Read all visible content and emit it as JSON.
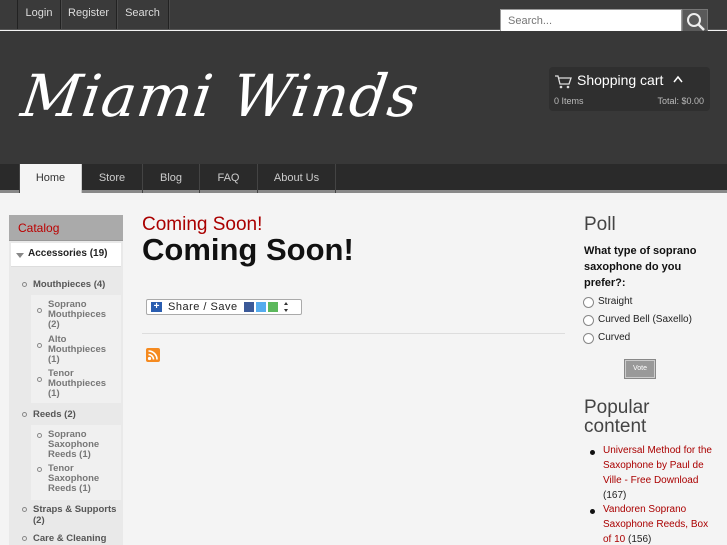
{
  "topbar": {
    "links": [
      "Login",
      "Register",
      "Search"
    ],
    "search_placeholder": "Search...",
    "search_icon": "magnifier-icon"
  },
  "header": {
    "logo_text": "Miami Winds",
    "cart": {
      "title": "Shopping cart",
      "items": "0 Items",
      "total": "Total: $0.00",
      "icon": "cart-icon"
    }
  },
  "nav": {
    "items": [
      "Home",
      "Store",
      "Blog",
      "FAQ",
      "About Us"
    ],
    "active": "Home"
  },
  "sidebar": {
    "heading": "Catalog",
    "accessories": "Accessories (19)",
    "mouthpieces": "Mouthpieces (4)",
    "soprano_mp": "Soprano Mouthpieces (2)",
    "alto_mp": "Alto Mouthpieces (1)",
    "tenor_mp": "Tenor Mouthpieces (1)",
    "reeds": "Reeds (2)",
    "soprano_reeds": "Soprano Saxophone Reeds (1)",
    "tenor_reeds": "Tenor Saxophone Reeds (1)",
    "straps": "Straps & Supports (2)",
    "care": "Care & Cleaning"
  },
  "main": {
    "subtitle": "Coming Soon!",
    "title": "Coming Soon!",
    "share_label": "Share / Save"
  },
  "poll": {
    "title": "Poll",
    "question": "What type of soprano saxophone do you prefer?:",
    "options": [
      "Straight",
      "Curved Bell (Saxello)",
      "Curved"
    ],
    "vote_label": "Vote"
  },
  "popular": {
    "title": "Popular content",
    "items": [
      {
        "text": "Universal Method for the Saxophone by Paul de Ville - Free Download",
        "count": "(167)"
      },
      {
        "text": "Vandoren Soprano Saxophone Reeds, Box of 10",
        "count": "(156)"
      }
    ]
  },
  "colors": {
    "accent_red": "#aa0000",
    "header_bg": "#383838",
    "rss_orange": "#f58a1f"
  }
}
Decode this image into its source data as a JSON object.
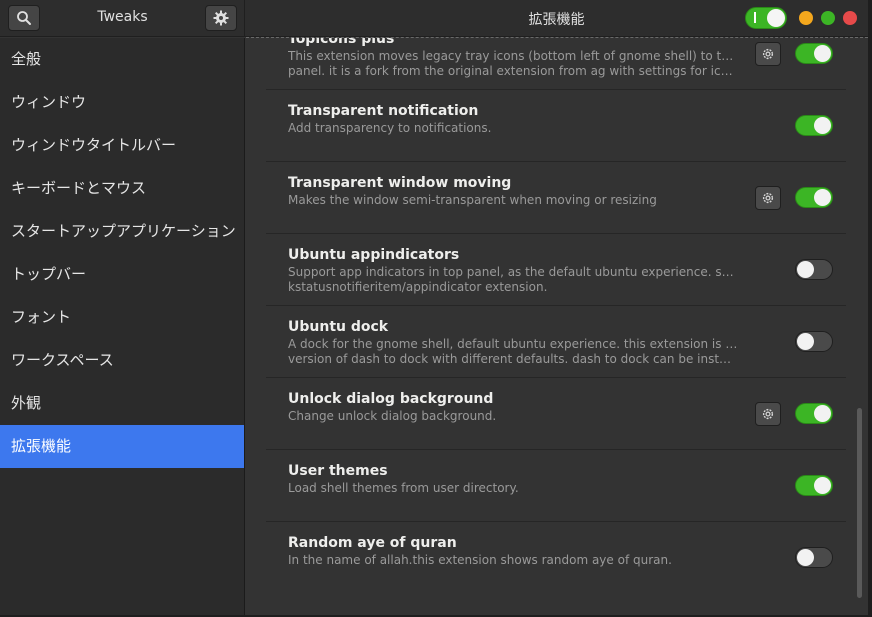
{
  "header": {
    "left_title": "Tweaks",
    "right_title": "拡張機能",
    "search_icon": "search-icon",
    "prefs_icon": "gear-icon",
    "global_extensions_switch": "on"
  },
  "window_controls": [
    "minimize",
    "maximize",
    "close"
  ],
  "sidebar": {
    "items": [
      {
        "label": "全般"
      },
      {
        "label": "ウィンドウ"
      },
      {
        "label": "ウィンドウタイトルバー"
      },
      {
        "label": "キーボードとマウス"
      },
      {
        "label": "スタートアップアプリケーション"
      },
      {
        "label": "トップバー"
      },
      {
        "label": "フォント"
      },
      {
        "label": "ワークスペース"
      },
      {
        "label": "外観"
      },
      {
        "label": "拡張機能"
      }
    ],
    "active": "拡張機能"
  },
  "extensions": [
    {
      "title": "Topicons plus",
      "desc1": "This extension moves legacy tray icons (bottom left of gnome shell) to the top",
      "desc2": "panel. it is a fork from the original extension from ag  with settings for icon op…",
      "has_settings": true,
      "enabled": true
    },
    {
      "title": "Transparent notification",
      "desc1": "Add transparency to notifications.",
      "desc2": "",
      "has_settings": false,
      "enabled": true
    },
    {
      "title": "Transparent window moving",
      "desc1": "Makes the window semi-transparent when moving or resizing",
      "desc2": "",
      "has_settings": true,
      "enabled": true
    },
    {
      "title": "Ubuntu appindicators",
      "desc1": "Support app indicators in top panel, as the default ubuntu experience. system update",
      "desc2": "kstatusnotifieritem/appindicator extension.",
      "has_settings": false,
      "enabled": false
    },
    {
      "title": "Ubuntu dock",
      "desc1": "A dock for the gnome shell, default ubuntu experience. this extension is a modified",
      "desc2": "version of dash to dock with different defaults. dash to dock can be installed to replac…",
      "has_settings": false,
      "enabled": false
    },
    {
      "title": "Unlock dialog background",
      "desc1": "Change unlock dialog background.",
      "desc2": "",
      "has_settings": true,
      "enabled": true
    },
    {
      "title": "User themes",
      "desc1": "Load shell themes from user directory.",
      "desc2": "",
      "has_settings": false,
      "enabled": true
    },
    {
      "title": "Random aye of quran",
      "desc1": "In the name of allah.this extension shows random aye of quran.",
      "desc2": "",
      "has_settings": false,
      "enabled": false
    }
  ],
  "colors": {
    "accent": "#3d78ee",
    "switch_on": "#3cb525",
    "minimize": "#f4a71d",
    "maximize": "#3cb525",
    "close": "#e64a4a"
  }
}
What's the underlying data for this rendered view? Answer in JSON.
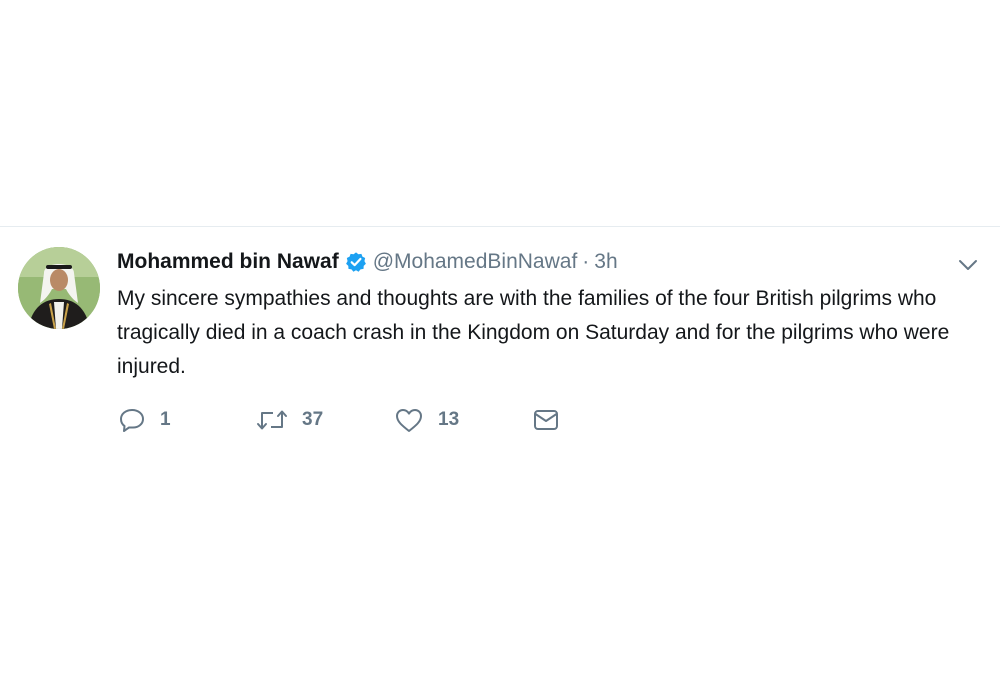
{
  "tweet": {
    "display_name": "Mohammed bin Nawaf",
    "verified_icon": "verified-badge-icon",
    "handle": "@MohamedBinNawaf",
    "separator": "·",
    "time": "3h",
    "text": "My sincere sympathies and thoughts are with the families of the four British pilgrims who tragically died in a coach crash in the Kingdom on Saturday and for the pilgrims who were injured.",
    "actions": {
      "reply_count": "1",
      "retweet_count": "37",
      "like_count": "13"
    }
  },
  "colors": {
    "verified": "#1da1f2",
    "secondary_text": "#657786",
    "primary_text": "#14171a",
    "divider": "#e6ecf0"
  }
}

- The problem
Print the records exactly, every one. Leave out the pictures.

- Written solution
Read all visible content and emit it as JSON.
{
  "topbar": {
    "links": [
      "Login",
      "Register",
      "Search"
    ],
    "search_placeholder": "Search...",
    "search_icon": "magnifier-icon"
  },
  "header": {
    "logo_text": "Miami Winds",
    "cart": {
      "title": "Shopping cart",
      "items": "0 Items",
      "total": "Total: $0.00",
      "icon": "cart-icon"
    }
  },
  "nav": {
    "items": [
      "Home",
      "Store",
      "Blog",
      "FAQ",
      "About Us"
    ],
    "active": "Home"
  },
  "sidebar": {
    "heading": "Catalog",
    "accessories": "Accessories (19)",
    "mouthpieces": "Mouthpieces (4)",
    "soprano_mp": "Soprano Mouthpieces (2)",
    "alto_mp": "Alto Mouthpieces (1)",
    "tenor_mp": "Tenor Mouthpieces (1)",
    "reeds": "Reeds (2)",
    "soprano_reeds": "Soprano Saxophone Reeds (1)",
    "tenor_reeds": "Tenor Saxophone Reeds (1)",
    "straps": "Straps & Supports (2)",
    "care": "Care & Cleaning"
  },
  "main": {
    "subtitle": "Coming Soon!",
    "title": "Coming Soon!",
    "share_label": "Share / Save"
  },
  "poll": {
    "title": "Poll",
    "question": "What type of soprano saxophone do you prefer?:",
    "options": [
      "Straight",
      "Curved Bell (Saxello)",
      "Curved"
    ],
    "vote_label": "Vote"
  },
  "popular": {
    "title": "Popular content",
    "items": [
      {
        "text": "Universal Method for the Saxophone by Paul de Ville - Free Download",
        "count": "(167)"
      },
      {
        "text": "Vandoren Soprano Saxophone Reeds, Box of 10",
        "count": "(156)"
      }
    ]
  },
  "colors": {
    "accent_red": "#aa0000",
    "header_bg": "#383838",
    "rss_orange": "#f58a1f"
  }
}
Decode this image into its source data as a JSON object.
{
  "header": {
    "left_title": "Tweaks",
    "right_title": "拡張機能",
    "search_icon": "search-icon",
    "prefs_icon": "gear-icon",
    "global_extensions_switch": "on"
  },
  "window_controls": [
    "minimize",
    "maximize",
    "close"
  ],
  "sidebar": {
    "items": [
      {
        "label": "全般"
      },
      {
        "label": "ウィンドウ"
      },
      {
        "label": "ウィンドウタイトルバー"
      },
      {
        "label": "キーボードとマウス"
      },
      {
        "label": "スタートアップアプリケーション"
      },
      {
        "label": "トップバー"
      },
      {
        "label": "フォント"
      },
      {
        "label": "ワークスペース"
      },
      {
        "label": "外観"
      },
      {
        "label": "拡張機能"
      }
    ],
    "active": "拡張機能"
  },
  "extensions": [
    {
      "title": "Topicons plus",
      "desc1": "This extension moves legacy tray icons (bottom left of gnome shell) to the top",
      "desc2": "panel. it is a fork from the original extension from ag  with settings for icon op…",
      "has_settings": true,
      "enabled": true
    },
    {
      "title": "Transparent notification",
      "desc1": "Add transparency to notifications.",
      "desc2": "",
      "has_settings": false,
      "enabled": true
    },
    {
      "title": "Transparent window moving",
      "desc1": "Makes the window semi-transparent when moving or resizing",
      "desc2": "",
      "has_settings": true,
      "enabled": true
    },
    {
      "title": "Ubuntu appindicators",
      "desc1": "Support app indicators in top panel, as the default ubuntu experience. system update",
      "desc2": "kstatusnotifieritem/appindicator extension.",
      "has_settings": false,
      "enabled": false
    },
    {
      "title": "Ubuntu dock",
      "desc1": "A dock for the gnome shell, default ubuntu experience. this extension is a modified",
      "desc2": "version of dash to dock with different defaults. dash to dock can be installed to replac…",
      "has_settings": false,
      "enabled": false
    },
    {
      "title": "Unlock dialog background",
      "desc1": "Change unlock dialog background.",
      "desc2": "",
      "has_settings": true,
      "enabled": true
    },
    {
      "title": "User themes",
      "desc1": "Load shell themes from user directory.",
      "desc2": "",
      "has_settings": false,
      "enabled": true
    },
    {
      "title": "Random aye of quran",
      "desc1": "In the name of allah.this extension shows random aye of quran.",
      "desc2": "",
      "has_settings": false,
      "enabled": false
    }
  ],
  "colors": {
    "accent": "#3d78ee",
    "switch_on": "#3cb525",
    "minimize": "#f4a71d",
    "maximize": "#3cb525",
    "close": "#e64a4a"
  }
}
What's the underlying data for this rendered view? Answer in JSON.
{
  "tweet": {
    "display_name": "Mohammed bin Nawaf",
    "verified_icon": "verified-badge-icon",
    "handle": "@MohamedBinNawaf",
    "separator": "·",
    "time": "3h",
    "text": "My sincere sympathies and thoughts are with the families of the four British pilgrims who tragically died in a coach crash in the Kingdom on Saturday and for the pilgrims who were injured.",
    "actions": {
      "reply_count": "1",
      "retweet_count": "37",
      "like_count": "13"
    }
  },
  "colors": {
    "verified": "#1da1f2",
    "secondary_text": "#657786",
    "primary_text": "#14171a",
    "divider": "#e6ecf0"
  }
}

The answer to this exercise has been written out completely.